Wednesday, August 31, 2011

Despite her name, Keats Sedlak is the sanest person in her large, nutty family of brilliant eccentrics. Her parents, both brainy academics, are barely capable of looking after themselves, let alone anyone else, and her two uber-intelligent siblings live on their own planets. At least she can count on one person in her life, her devoted boyfriend Tom. Down-to-earth and loving, he's the one thing that's kept Keats grounded for the last decade. But when Keats's mother makes a surprise announcement, the entire family is sent into a tailspin. For the first time, Keats can't pick up the pieces by herself.

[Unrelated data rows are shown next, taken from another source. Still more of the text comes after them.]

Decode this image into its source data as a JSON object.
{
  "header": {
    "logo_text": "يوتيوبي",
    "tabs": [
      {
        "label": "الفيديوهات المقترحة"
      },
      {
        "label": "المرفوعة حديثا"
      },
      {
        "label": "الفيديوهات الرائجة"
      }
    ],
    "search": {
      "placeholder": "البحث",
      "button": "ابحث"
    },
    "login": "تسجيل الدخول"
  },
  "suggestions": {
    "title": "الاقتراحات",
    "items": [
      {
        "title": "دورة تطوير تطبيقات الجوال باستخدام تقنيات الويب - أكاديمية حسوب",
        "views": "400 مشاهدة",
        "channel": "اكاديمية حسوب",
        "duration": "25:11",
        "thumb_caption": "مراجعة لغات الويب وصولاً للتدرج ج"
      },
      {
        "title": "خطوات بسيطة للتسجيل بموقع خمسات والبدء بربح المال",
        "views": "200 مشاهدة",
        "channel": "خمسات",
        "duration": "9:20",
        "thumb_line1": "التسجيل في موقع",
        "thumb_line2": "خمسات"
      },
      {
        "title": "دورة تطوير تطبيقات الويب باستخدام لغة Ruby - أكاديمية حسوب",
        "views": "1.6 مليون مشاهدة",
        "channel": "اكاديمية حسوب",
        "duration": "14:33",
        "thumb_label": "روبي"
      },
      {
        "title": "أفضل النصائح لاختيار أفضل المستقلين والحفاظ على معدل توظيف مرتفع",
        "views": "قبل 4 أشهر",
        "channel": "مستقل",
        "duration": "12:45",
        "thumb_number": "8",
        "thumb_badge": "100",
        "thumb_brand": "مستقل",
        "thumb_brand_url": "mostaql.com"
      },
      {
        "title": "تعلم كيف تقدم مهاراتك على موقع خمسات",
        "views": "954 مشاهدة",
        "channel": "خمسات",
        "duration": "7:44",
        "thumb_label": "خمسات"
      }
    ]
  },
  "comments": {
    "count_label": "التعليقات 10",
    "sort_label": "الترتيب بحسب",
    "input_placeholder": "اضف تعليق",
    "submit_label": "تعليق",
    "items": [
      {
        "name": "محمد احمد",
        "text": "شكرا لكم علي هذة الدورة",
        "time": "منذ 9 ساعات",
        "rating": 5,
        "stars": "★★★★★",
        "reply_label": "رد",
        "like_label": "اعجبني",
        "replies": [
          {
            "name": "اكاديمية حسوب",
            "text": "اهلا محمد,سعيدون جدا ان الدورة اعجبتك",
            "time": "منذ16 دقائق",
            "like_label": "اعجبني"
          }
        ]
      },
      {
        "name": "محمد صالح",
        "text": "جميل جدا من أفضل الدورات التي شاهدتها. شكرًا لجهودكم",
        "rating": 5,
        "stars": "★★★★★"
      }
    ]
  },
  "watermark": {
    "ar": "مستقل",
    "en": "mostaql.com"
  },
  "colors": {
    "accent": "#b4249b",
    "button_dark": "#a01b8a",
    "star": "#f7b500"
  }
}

Now she must re-evaluate everything she's ever assumed about herself and her family - and make the biggest decision of her life.

Goodreads Summary

Keats is one of those characters that the reader will just love reading about and feel as if she is a close friend.  Keats holds nothing back to the reader, her true thoughts and decisions are laid bare.  She has always considered herself to be the normal one in her rather oddly intelligent family.  Little does she know that she has a special kind of quality about her as well, she draws people to her-a characteristic evident to the reader.  Her sister, Hopkins, is brilliant with a capital B.  Hopkins has skipped grades in school and finished both college and medical school shockingly early; however, she lacks social skills and empathy.  Milton is also brilliant, though he is extremely introverted and timid.  Keats connects with him during the book to try to help him out of his shell. 

The book itself concerns the shifting of relationships and the realization that one is not getting what one wants from life, change is necessary.  Keats is almost engaged to her much older boyfriend of ten years, she begins to feel like the relationship is in a rut.  Jacob, a family friend, is always there for Keats and her family-he becomes part of a love triangle during the book.  Keats' mother decides that she has had enough, she wants to divorce Keats' father.  Hopkins is...Hopkins, and Milton needs serious change.  The book is very fun to read, the author manages to insert and make clear several life lessons as well.

The characters all have a depth to them, particularly Keats, that makes them appear real to the reader.  The events are fast-paced and will not leave the reader in the lurch.  The ending is perfect for the novel, realistic even.  This book is recommended to adult readers.

4 Stars